– The Beatles

spiner

Brent Spiner as Brent Spiner

Brent Spiner as Brent Spiner and Commander Data

Brent Spiner as Commander Data

Yesterday, I watched on TweetDeck as Brent Spiner (who played Commander Data on “Star Trek: The Next Generation” and recorded the seminal album “Ol’ Yellow Eyes is Back”) learned how to re-tweet, share replies and, in general, learn how to navigate the recently launched starship, the USS Twitter.  In one post, Spiner wrote, “It’s okay. I’m not offended by being called ignorant. In the greater scheme, I am.”

Brent, most all of us are right there with you.  This is a new communication technology so it will take some time for most all of us to: (1) learn how to use it, and (2) learn how to use it effectively.  Just like the telephone, the fax machine and papyrus, there’s always a learning curve when our species identifies a new way to connect with one another.  And that’s really all Twitter (or FaceBook or FriendFeed or countless other Web-based channels) is – a new way to connect and form communities of life-minded people (even if some in your community have positronic minds).

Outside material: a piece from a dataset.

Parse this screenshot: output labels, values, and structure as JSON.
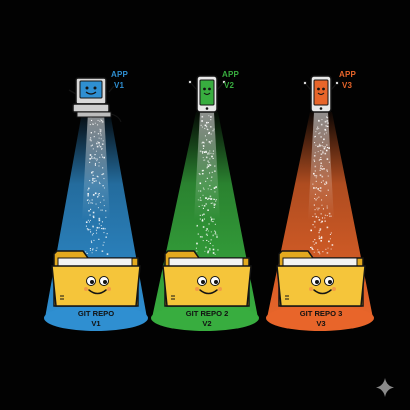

Is Twitter the latest trend du jour?  Sure.  So were the telegraph and the printing press.  As Charlene Li and Josh Bernoff write in one of the best books I’ve seen on harnessing the power of social technologies, Groundswell, any technology that enable people to connect more easily in more meaningful ways will succeed.  Twitter does that in spades.

Whether Twitter or FriendFeed or the next great app will expand our choice of communication channels is a pointless question – they have, they are and they will.  The question to ask is how can we best learn how to adapt and use that channel to create something of value?  For a terrific and concise look at how to use Twitter strategically, I suggest looking at this approach developed by Ogily’s 360 Degree Digital Influence group.  In one elegantly simple graphic, Ogilvy’s team lay out a coherent, concise method of how to use Twitter strategically for yourself, your organization or your clients.  (And props to Ogilvy for sharing this with the rest of us).

As Jean Luc Picard might say, “Make it so.”